Material for this exercise: Begin

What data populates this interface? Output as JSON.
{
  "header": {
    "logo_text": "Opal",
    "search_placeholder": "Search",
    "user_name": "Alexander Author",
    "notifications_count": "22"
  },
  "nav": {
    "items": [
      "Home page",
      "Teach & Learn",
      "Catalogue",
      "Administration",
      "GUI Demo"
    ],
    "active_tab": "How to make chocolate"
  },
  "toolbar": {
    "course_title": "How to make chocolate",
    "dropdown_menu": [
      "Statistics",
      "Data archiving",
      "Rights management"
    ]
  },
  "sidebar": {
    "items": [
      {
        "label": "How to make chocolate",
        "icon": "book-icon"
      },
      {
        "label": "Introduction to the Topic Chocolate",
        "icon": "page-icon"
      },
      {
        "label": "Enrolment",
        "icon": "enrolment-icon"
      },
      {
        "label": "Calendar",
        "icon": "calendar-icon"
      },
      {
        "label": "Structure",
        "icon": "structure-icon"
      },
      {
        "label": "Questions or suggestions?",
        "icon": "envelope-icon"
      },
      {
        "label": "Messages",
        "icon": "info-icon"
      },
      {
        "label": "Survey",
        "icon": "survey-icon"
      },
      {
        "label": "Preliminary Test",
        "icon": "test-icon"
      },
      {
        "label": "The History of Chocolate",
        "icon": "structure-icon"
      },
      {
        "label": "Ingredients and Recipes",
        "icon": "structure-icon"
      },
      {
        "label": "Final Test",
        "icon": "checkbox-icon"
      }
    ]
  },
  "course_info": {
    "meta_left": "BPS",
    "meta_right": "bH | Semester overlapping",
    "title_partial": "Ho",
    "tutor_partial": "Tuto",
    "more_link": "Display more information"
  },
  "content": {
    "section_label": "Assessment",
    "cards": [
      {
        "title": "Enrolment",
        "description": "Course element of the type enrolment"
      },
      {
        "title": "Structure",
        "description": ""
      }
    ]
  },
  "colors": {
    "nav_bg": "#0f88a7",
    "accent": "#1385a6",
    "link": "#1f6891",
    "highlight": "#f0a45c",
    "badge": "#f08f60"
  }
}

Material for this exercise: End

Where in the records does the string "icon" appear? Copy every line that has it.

        "icon": "book-icon"
        "icon": "page-icon"
        "icon": "enrolment-icon"
        "icon": "calendar-icon"
        "icon": "structure-icon"
        "icon": "envelope-icon"
        "icon": "info-icon"
        "icon": "survey-icon"
        "icon": "test-icon"
        "icon": "structure-icon"
        "icon": "structure-icon"
        "icon": "checkbox-icon"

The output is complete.